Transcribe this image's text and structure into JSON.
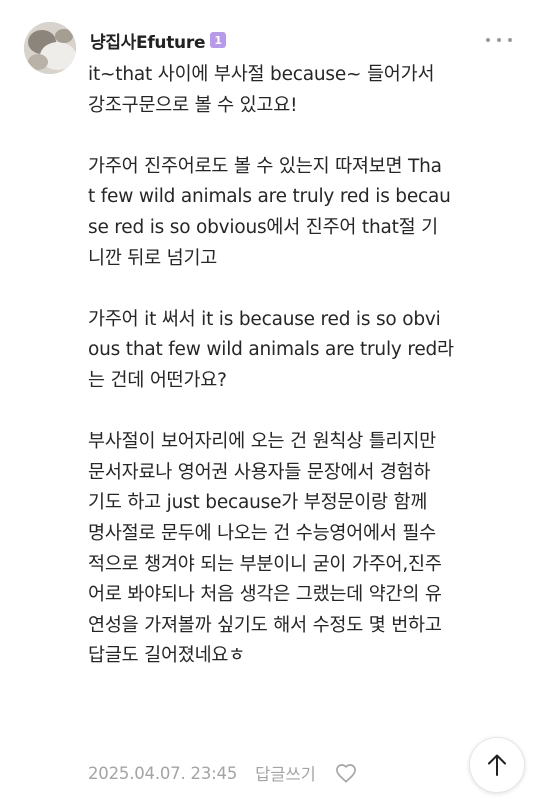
{
  "comment": {
    "author": "냥집사Efuture",
    "level_badge": "1",
    "body": [
      [
        "it~that 사이에 부사절 because~ 들어가서",
        "강조구문으로 볼 수 있고요!"
      ],
      [
        "가주어 진주어로도 볼 수 있는지 따져보면 Tha",
        "t few wild animals are truly red is becau",
        "se red is so obvious에서 진주어 that절 기",
        "니깐 뒤로 넘기고"
      ],
      [
        "가주어 it 써서 it is because red is so obvi",
        "ous that few wild animals are truly red라",
        "는 건데 어떤가요?"
      ],
      [
        "부사절이 보어자리에 오는 건 원칙상 틀리지만",
        "문서자료나 영어권 사용자들 문장에서 경험하",
        "기도 하고 just because가 부정문이랑 함께",
        "명사절로 문두에 나오는 건 수능영어에서 필수",
        "적으로 챙겨야 되는 부분이니 굳이 가주어,진주",
        "어로 봐야되나 처음 생각은 그랬는데 약간의 유",
        "연성을 가져볼까 싶기도 해서 수정도 몇 번하고",
        "답글도 길어졌네요ㅎ"
      ]
    ],
    "date": "2025.04.07. 23:45",
    "reply_label": "답글쓰기"
  },
  "icons": {
    "more": "more-dots-icon",
    "like": "heart-icon",
    "scroll_top": "arrow-up-icon"
  },
  "colors": {
    "badge": "#b89be8",
    "meta_text": "#a4a4a4",
    "body_text": "#262626"
  }
}
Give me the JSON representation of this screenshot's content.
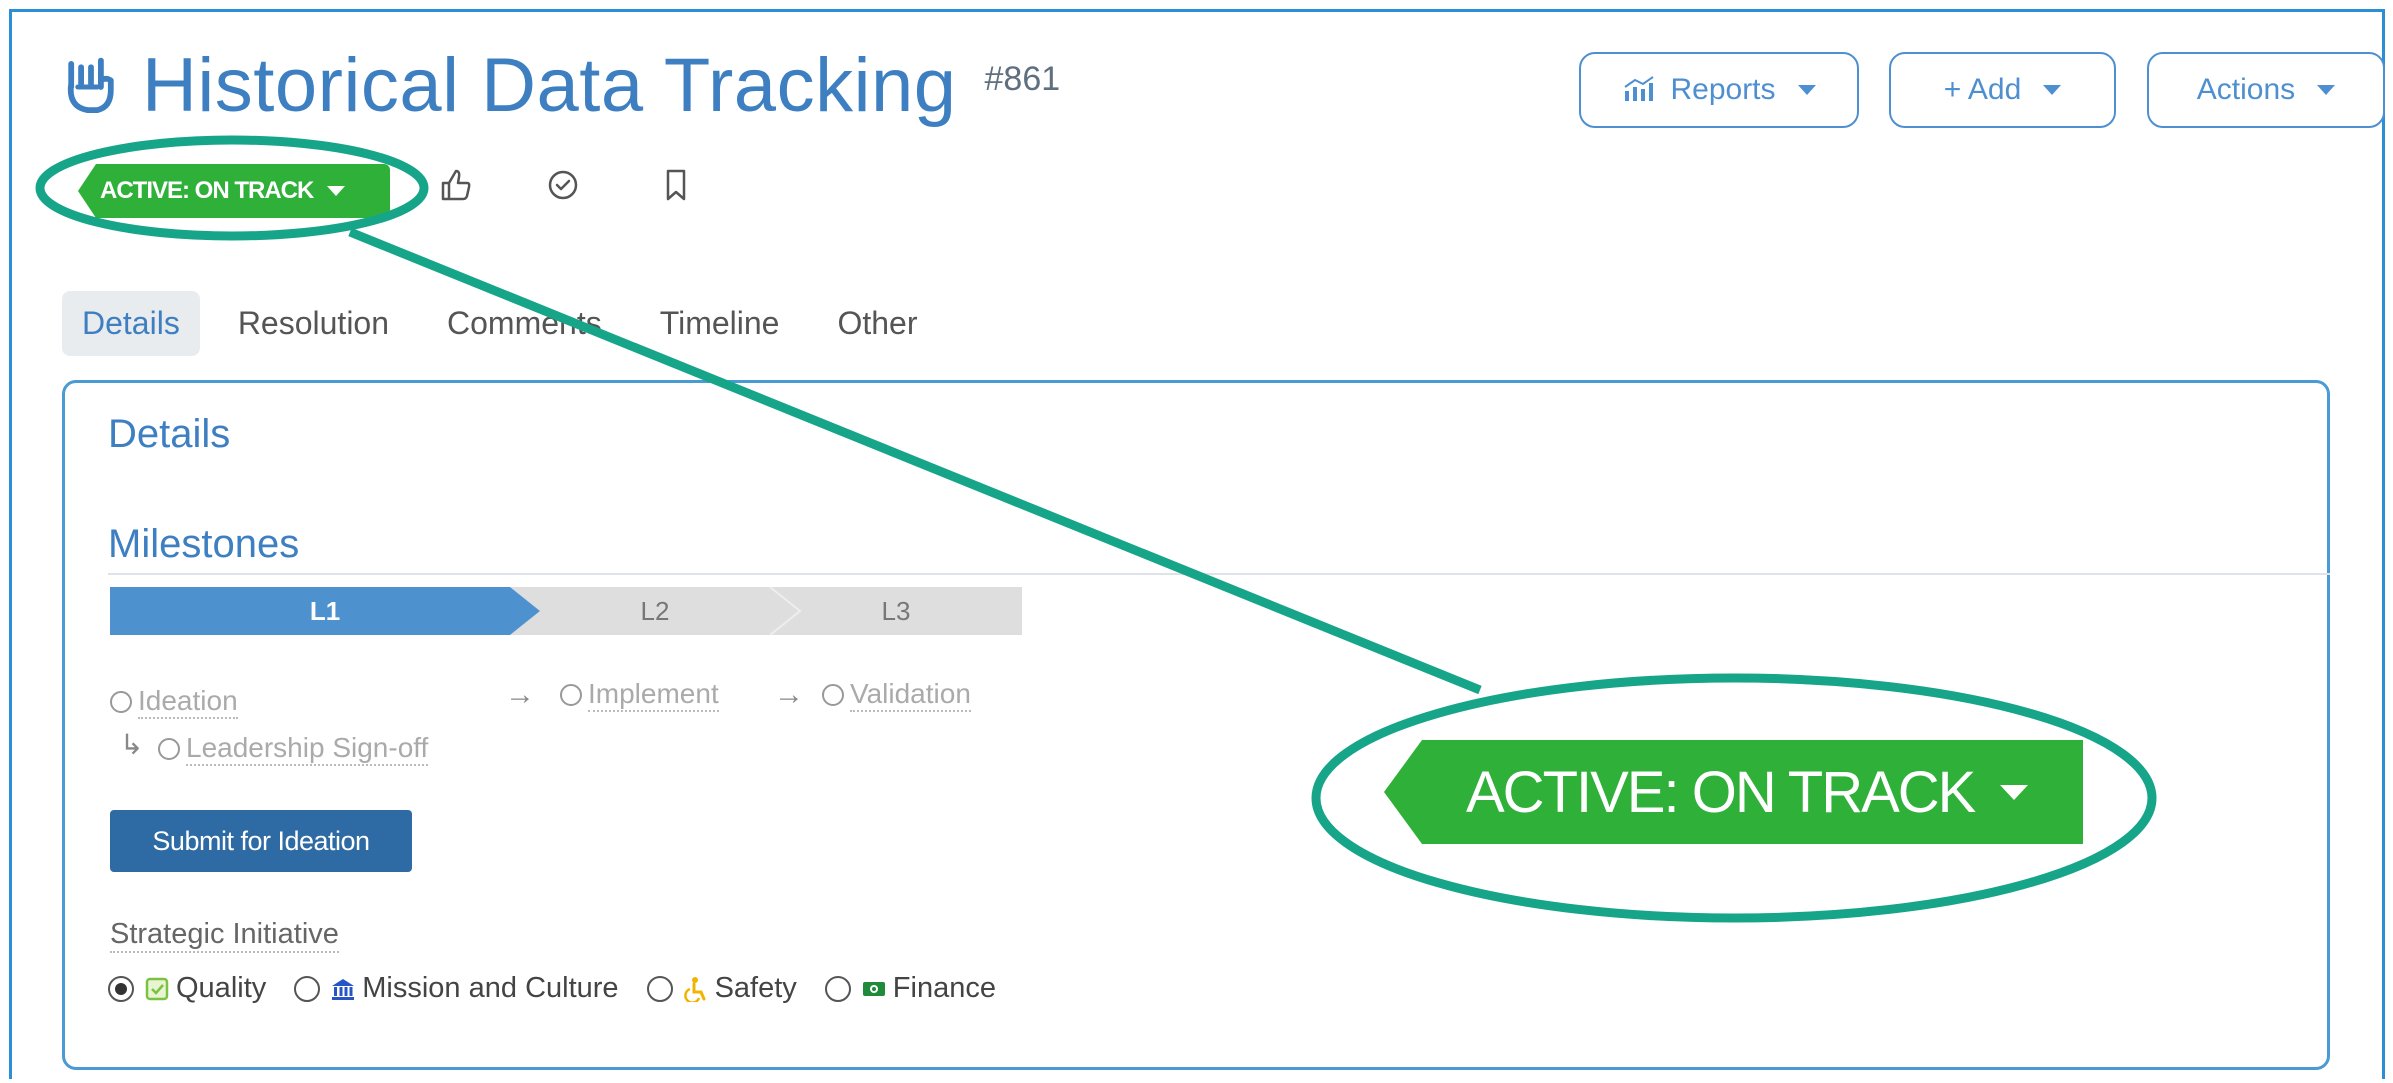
{
  "header": {
    "title": "Historical Data Tracking",
    "id": "#861",
    "buttons": {
      "reports": "Reports",
      "add": "+ Add",
      "actions": "Actions"
    }
  },
  "status": {
    "label": "ACTIVE: ON TRACK",
    "color": "#2fb039"
  },
  "tabs": [
    "Details",
    "Resolution",
    "Comments",
    "Timeline",
    "Other"
  ],
  "panel": {
    "title": "Details",
    "milestones": {
      "title": "Milestones",
      "steps": [
        "L1",
        "L2",
        "L3"
      ],
      "stages": {
        "ideation": "Ideation",
        "implement": "Implement",
        "validation": "Validation",
        "leadership": "Leadership Sign-off"
      },
      "submit_label": "Submit for Ideation"
    },
    "strategic": {
      "label": "Strategic Initiative",
      "options": [
        "Quality",
        "Mission and Culture",
        "Safety",
        "Finance"
      ],
      "selected": "Quality"
    }
  },
  "colors": {
    "accent": "#3d7fc1",
    "callout": "#17a589",
    "frame": "#2b8fd6"
  }
}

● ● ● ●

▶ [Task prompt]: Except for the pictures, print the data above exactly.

▶ [Output of the exercise]:
Transcribe this image's text and structure into JSON.
{
  "comment": {
    "author": "냥집사Efuture",
    "level_badge": "1",
    "body": [
      [
        "it~that 사이에 부사절 because~ 들어가서",
        "강조구문으로 볼 수 있고요!"
      ],
      [
        "가주어 진주어로도 볼 수 있는지 따져보면 Tha",
        "t few wild animals are truly red is becau",
        "se red is so obvious에서 진주어 that절 기",
        "니깐 뒤로 넘기고"
      ],
      [
        "가주어 it 써서 it is because red is so obvi",
        "ous that few wild animals are truly red라",
        "는 건데 어떤가요?"
      ],
      [
        "부사절이 보어자리에 오는 건 원칙상 틀리지만",
        "문서자료나 영어권 사용자들 문장에서 경험하",
        "기도 하고 just because가 부정문이랑 함께",
        "명사절로 문두에 나오는 건 수능영어에서 필수",
        "적으로 챙겨야 되는 부분이니 굳이 가주어,진주",
        "어로 봐야되나 처음 생각은 그랬는데 약간의 유",
        "연성을 가져볼까 싶기도 해서 수정도 몇 번하고",
        "답글도 길어졌네요ㅎ"
      ]
    ],
    "date": "2025.04.07. 23:45",
    "reply_label": "답글쓰기"
  },
  "icons": {
    "more": "more-dots-icon",
    "like": "heart-icon",
    "scroll_top": "arrow-up-icon"
  },
  "colors": {
    "badge": "#b89be8",
    "meta_text": "#a4a4a4",
    "body_text": "#262626"
  }
}
Give me the JSON representation of this screenshot's content.
{
  "header": {
    "title": "Historical Data Tracking",
    "id": "#861",
    "buttons": {
      "reports": "Reports",
      "add": "+ Add",
      "actions": "Actions"
    }
  },
  "status": {
    "label": "ACTIVE: ON TRACK",
    "color": "#2fb039"
  },
  "tabs": [
    "Details",
    "Resolution",
    "Comments",
    "Timeline",
    "Other"
  ],
  "panel": {
    "title": "Details",
    "milestones": {
      "title": "Milestones",
      "steps": [
        "L1",
        "L2",
        "L3"
      ],
      "stages": {
        "ideation": "Ideation",
        "implement": "Implement",
        "validation": "Validation",
        "leadership": "Leadership Sign-off"
      },
      "submit_label": "Submit for Ideation"
    },
    "strategic": {
      "label": "Strategic Initiative",
      "options": [
        "Quality",
        "Mission and Culture",
        "Safety",
        "Finance"
      ],
      "selected": "Quality"
    }
  },
  "colors": {
    "accent": "#3d7fc1",
    "callout": "#17a589",
    "frame": "#2b8fd6"
  }
}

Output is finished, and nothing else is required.